Even if they had them, training in their use, and in countering those used by the enemy, is very unlikely. From all I've read, they can't shoot them worth a hoot, so bayonet training is even less likely. They seem to be best at firing them into the air, preferably one handed. :)
Especially considering the POS rifle they had to use. It's so short that it really does't make a very good "pig sticker", as is known to be even less reliable than the M-16.
Unfortunately, I couldn't find a picture with the bayonet attached. However I did find this article, from the Sept. 15, 2002 on-line version edition of the London Telegraph , poo-pooing the military utility of the bayonet in the modern era, which I've linked for your amusement.
It's great, every year at graduation (and at other times as well) the college where my wife is a professor, and where my daughters both graduated, they have piper's, in full regalia, lead in the procession, which starts with the regents, then the faculty, and finally the graduates, with those getting Master's degrees bringing up the rear. My daughter just got her MA from there last week. One of the piper was female (I think, at least in the past one has been) and one was rather dark complected for a Scot (but with a name suggestive of origins in a former Brit Colony which retains Brit military traditions), but there were three of them, most I've ever seen at the ceremony. It did tend to limit their repertoires to stuff that all three knew. Somehow they were all wearing the same tartan. The school is (more correctly was) affiliated with the Presbyterian Church, and thus the Scot connection.
You can indeed, right here.
Must be why the ChiComs mount them on their version of the AK (and the SKS for that matter, I just happen to have a pre-import ban Chinese "SKS", with the bayonet (Although I couldn't tell you just where the bayonet might be at the moment, unless I actually put it back on the rifle :) )
Last night, I just happened to turn on the movie ZULU, which had nothing to do with Iraq. Still I was drawn to the British effective use of the Bayonet. Back in WWII, I recall that item of issue then.
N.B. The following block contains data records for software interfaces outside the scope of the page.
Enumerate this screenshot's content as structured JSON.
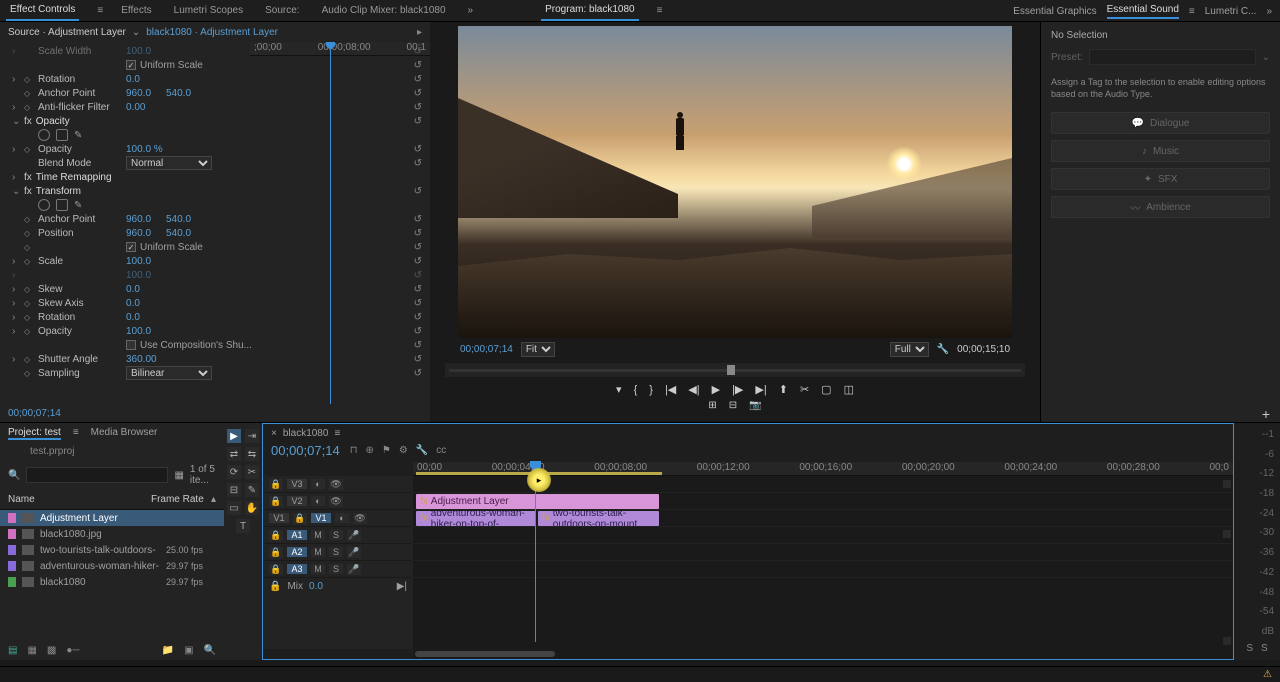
{
  "top_tabs": {
    "effect_controls": "Effect Controls",
    "effects": "Effects",
    "lumetri_scopes": "Lumetri Scopes",
    "source": "Source:",
    "audio_mixer": "Audio Clip Mixer: black1080",
    "program": "Program: black1080"
  },
  "right_tabs": {
    "essential_graphics": "Essential Graphics",
    "essential_sound": "Essential Sound",
    "lumetri_c": "Lumetri C..."
  },
  "source_bar": {
    "source": "Source · Adjustment Layer",
    "seq": "black1080 · Adjustment Layer"
  },
  "mini_ruler": {
    "m0": ";00;00",
    "m1": "00;00;08;00",
    "m2": "00;1"
  },
  "props": {
    "scale_width": "Scale Width",
    "scale_width_val": "100.0",
    "uniform_scale": "Uniform Scale",
    "rotation": "Rotation",
    "rotation_val": "0.0",
    "anchor": "Anchor Point",
    "anchor_x": "960.0",
    "anchor_y": "540.0",
    "flicker": "Anti-flicker Filter",
    "flicker_val": "0.00",
    "opacity_fx": "Opacity",
    "opacity": "Opacity",
    "opacity_val": "100.0 %",
    "blend": "Blend Mode",
    "blend_val": "Normal",
    "timeremap": "Time Remapping",
    "transform_fx": "Transform",
    "t_anchor": "Anchor Point",
    "t_anchor_x": "960.0",
    "t_anchor_y": "540.0",
    "t_position": "Position",
    "t_pos_x": "960.0",
    "t_pos_y": "540.0",
    "t_uniform": "Uniform Scale",
    "t_scale": "Scale",
    "t_scale_val": "100.0",
    "t_scale2_val": "100.0",
    "t_skew": "Skew",
    "t_skew_val": "0.0",
    "t_skewaxis": "Skew Axis",
    "t_skewaxis_val": "0.0",
    "t_rotation": "Rotation",
    "t_rotation_val": "0.0",
    "t_opacity": "Opacity",
    "t_opacity_val": "100.0",
    "t_usecomp": "Use Composition's Shu...",
    "t_shutter": "Shutter Angle",
    "t_shutter_val": "360.00",
    "t_sampling": "Sampling",
    "t_sampling_val": "Bilinear"
  },
  "timecode_mini": "00;00;07;14",
  "program_bar": {
    "tc_left": "00;00;07;14",
    "zoom": "Fit",
    "quality": "Full",
    "tc_right": "00;00;15;10"
  },
  "ess": {
    "no_sel": "No Selection",
    "preset": "Preset:",
    "hint": "Assign a Tag to the selection to enable editing options based on the Audio Type.",
    "dialogue": "Dialogue",
    "music": "Music",
    "sfx": "SFX",
    "ambience": "Ambience"
  },
  "project": {
    "tab_project": "Project: test",
    "tab_media": "Media Browser",
    "file": "test.prproj",
    "count": "1 of 5 ite...",
    "col_name": "Name",
    "col_rate": "Frame Rate",
    "items": [
      {
        "color": "#d070c0",
        "name": "Adjustment Layer",
        "rate": ""
      },
      {
        "color": "#d070c0",
        "name": "black1080.jpg",
        "rate": ""
      },
      {
        "color": "#8a6ad8",
        "name": "two-tourists-talk-outdoors-",
        "rate": "25.00 fps"
      },
      {
        "color": "#8a6ad8",
        "name": "adventurous-woman-hiker-",
        "rate": "29.97 fps"
      },
      {
        "color": "#4aa050",
        "name": "black1080",
        "rate": "29.97 fps"
      }
    ]
  },
  "timeline": {
    "seq_name": "black1080",
    "tc": "00;00;07;14",
    "ruler": [
      "00;00",
      "00;00;04;00",
      "00;00;08;00",
      "00;00;12;00",
      "00;00;16;00",
      "00;00;20;00",
      "00;00;24;00",
      "00;00;28;00",
      "00;0"
    ],
    "tracks": {
      "v3": "V3",
      "v2": "V2",
      "v1": "V1",
      "v1src": "V1",
      "a1": "A1",
      "a2": "A2",
      "a3": "A3",
      "mix": "Mix",
      "mix_val": "0.0"
    },
    "btns": {
      "lock": "🔒",
      "mute": "M",
      "solo": "S",
      "eye": "👁",
      "mic": "🎤",
      "o": "○"
    },
    "clips": {
      "adj": "Adjustment Layer",
      "c1": "adventurous-woman-hiker-on-top-of-",
      "c2": "two-tourists-talk-outdoors-on-mount"
    }
  },
  "meters": {
    "marks": [
      "--1",
      "-6",
      "-12",
      "-18",
      "-24",
      "-30",
      "-36",
      "-42",
      "-48",
      "-54",
      "dB"
    ],
    "solo": "S"
  }
}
It was also a real pig sticker, nothing like the one issued today in length.
This is the first time I've seen this story (and it's 3 days after the fact). Have either of you seen it published anywhere else?
Because its never . . ever a good idea to suggest to Scottish Highlander that he is English
well, I know it sure would have caused such a thing with THIS female!!!!!
Alkhin, of the Ferguson Clan
Wrong movie. Let's all watch "Zulu."
LOL! (But the text you're quoting is really from Leisler, whom I'll ping.)
Or as we used to say in Glasgow
"Come ahead ya f*****g b*****d"
A propos of nothing, BTW, I only a few years ago learned (through another family member's geological research) that I'm a MacBain of Scotland through my great-grandfather Bane of West Virginia. I hope that doesn't mean we have a feud to the death or something.